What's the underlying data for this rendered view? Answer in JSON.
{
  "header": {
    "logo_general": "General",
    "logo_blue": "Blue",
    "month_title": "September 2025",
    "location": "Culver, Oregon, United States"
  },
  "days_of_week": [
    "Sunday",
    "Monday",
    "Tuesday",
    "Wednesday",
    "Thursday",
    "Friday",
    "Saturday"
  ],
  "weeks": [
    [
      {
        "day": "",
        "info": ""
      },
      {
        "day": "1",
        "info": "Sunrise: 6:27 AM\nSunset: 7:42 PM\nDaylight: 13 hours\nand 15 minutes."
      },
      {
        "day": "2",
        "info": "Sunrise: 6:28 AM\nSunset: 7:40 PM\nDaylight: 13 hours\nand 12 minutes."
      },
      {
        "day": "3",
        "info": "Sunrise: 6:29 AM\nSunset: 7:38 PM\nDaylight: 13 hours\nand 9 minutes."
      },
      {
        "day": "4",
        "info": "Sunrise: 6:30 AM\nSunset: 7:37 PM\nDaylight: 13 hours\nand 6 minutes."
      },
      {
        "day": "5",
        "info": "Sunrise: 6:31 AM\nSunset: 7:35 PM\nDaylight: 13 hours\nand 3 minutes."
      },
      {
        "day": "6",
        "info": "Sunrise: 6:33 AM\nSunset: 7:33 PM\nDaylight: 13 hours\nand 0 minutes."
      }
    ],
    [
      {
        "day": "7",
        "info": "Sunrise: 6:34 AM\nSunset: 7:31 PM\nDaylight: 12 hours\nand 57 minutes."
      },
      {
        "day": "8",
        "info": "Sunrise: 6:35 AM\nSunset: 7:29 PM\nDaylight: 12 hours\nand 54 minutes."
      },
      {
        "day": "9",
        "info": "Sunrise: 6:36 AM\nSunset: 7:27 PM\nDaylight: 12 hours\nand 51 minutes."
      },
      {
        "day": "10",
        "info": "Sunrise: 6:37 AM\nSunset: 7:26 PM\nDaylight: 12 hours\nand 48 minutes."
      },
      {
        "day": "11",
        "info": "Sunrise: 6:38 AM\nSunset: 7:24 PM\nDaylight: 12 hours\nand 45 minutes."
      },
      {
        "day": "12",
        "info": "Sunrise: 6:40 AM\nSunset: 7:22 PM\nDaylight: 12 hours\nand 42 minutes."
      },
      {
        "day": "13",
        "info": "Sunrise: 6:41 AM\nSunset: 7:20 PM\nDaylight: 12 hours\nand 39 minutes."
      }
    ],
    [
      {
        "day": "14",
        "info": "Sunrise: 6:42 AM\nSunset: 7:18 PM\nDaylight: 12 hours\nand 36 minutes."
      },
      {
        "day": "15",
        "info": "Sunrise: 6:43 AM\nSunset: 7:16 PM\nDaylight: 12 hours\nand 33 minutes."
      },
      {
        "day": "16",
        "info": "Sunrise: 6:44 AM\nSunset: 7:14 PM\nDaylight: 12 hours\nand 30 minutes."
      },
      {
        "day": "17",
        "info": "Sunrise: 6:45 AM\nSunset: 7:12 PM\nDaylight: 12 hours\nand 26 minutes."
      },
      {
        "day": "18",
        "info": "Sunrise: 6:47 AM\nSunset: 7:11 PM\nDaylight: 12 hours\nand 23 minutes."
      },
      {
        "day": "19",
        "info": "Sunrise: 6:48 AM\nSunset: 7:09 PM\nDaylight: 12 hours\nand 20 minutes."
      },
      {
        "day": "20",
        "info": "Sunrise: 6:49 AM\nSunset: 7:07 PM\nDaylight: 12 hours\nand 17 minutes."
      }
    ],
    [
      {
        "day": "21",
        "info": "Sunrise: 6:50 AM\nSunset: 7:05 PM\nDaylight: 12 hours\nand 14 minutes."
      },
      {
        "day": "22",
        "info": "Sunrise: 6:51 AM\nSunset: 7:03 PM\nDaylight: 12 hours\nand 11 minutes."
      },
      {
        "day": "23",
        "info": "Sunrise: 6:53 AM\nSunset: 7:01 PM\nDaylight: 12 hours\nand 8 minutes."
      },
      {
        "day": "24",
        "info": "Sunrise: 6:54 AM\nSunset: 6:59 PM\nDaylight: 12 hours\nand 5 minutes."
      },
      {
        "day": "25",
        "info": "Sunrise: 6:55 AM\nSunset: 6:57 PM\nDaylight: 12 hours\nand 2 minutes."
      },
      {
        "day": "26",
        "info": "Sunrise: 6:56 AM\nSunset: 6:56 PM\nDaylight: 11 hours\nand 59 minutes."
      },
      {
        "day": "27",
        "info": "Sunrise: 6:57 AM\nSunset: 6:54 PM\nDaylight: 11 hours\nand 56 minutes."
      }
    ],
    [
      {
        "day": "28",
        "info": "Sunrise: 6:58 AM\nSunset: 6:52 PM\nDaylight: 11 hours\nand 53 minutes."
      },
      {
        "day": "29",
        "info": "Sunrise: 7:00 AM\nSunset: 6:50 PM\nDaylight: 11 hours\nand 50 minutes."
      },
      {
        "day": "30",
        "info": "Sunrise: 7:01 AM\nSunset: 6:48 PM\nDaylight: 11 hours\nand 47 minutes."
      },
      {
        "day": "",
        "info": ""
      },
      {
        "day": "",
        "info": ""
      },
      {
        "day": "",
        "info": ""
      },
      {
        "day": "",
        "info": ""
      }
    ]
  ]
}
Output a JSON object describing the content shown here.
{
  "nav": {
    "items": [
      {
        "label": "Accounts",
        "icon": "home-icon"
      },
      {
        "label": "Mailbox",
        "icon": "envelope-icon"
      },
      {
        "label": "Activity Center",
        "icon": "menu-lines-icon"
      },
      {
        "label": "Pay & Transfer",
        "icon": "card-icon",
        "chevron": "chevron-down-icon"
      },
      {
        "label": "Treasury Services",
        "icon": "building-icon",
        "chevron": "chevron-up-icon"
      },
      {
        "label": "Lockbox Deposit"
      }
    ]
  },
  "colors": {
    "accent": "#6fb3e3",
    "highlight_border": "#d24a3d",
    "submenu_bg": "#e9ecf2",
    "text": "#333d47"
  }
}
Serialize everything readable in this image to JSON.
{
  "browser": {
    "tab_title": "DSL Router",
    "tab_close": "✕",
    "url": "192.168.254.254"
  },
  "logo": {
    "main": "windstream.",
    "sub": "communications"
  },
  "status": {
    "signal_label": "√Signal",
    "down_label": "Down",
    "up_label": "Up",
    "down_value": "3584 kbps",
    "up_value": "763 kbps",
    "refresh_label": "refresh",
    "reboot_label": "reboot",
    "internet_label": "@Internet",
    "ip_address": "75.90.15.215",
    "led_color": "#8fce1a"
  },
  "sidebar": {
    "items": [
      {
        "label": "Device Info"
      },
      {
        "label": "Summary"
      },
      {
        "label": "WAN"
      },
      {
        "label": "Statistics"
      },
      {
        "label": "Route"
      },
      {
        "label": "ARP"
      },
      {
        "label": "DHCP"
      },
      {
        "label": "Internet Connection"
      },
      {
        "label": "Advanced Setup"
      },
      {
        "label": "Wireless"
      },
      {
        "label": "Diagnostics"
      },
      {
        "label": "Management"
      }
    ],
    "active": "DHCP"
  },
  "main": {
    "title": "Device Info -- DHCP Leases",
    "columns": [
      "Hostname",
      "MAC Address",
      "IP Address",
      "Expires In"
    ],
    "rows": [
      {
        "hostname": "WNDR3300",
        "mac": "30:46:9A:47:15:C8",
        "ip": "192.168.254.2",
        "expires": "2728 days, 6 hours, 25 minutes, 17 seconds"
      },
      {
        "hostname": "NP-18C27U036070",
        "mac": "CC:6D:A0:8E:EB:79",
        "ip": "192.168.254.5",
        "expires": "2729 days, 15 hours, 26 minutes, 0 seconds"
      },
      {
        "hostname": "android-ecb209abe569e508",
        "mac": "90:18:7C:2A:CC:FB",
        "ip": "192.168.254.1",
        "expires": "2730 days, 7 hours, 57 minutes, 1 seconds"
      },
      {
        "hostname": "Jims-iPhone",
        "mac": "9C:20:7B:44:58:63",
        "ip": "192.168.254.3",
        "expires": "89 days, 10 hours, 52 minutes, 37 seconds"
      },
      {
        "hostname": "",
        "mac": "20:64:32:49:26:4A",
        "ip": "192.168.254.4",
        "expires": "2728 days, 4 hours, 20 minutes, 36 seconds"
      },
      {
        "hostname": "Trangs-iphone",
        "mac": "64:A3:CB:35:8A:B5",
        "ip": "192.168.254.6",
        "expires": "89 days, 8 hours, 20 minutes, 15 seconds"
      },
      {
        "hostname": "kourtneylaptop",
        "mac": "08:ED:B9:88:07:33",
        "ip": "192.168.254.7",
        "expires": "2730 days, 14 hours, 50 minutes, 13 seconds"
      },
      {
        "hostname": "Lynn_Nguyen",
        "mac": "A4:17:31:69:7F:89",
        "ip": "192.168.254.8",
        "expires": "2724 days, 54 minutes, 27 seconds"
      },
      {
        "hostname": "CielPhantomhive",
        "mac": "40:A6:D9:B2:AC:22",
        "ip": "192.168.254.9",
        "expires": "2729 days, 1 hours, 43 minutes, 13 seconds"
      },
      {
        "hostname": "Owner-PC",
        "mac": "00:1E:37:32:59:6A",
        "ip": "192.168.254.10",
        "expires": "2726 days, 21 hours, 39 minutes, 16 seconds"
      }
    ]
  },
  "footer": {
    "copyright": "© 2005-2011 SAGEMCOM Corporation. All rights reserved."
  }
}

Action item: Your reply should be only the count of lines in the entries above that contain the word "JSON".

Output of the task: 3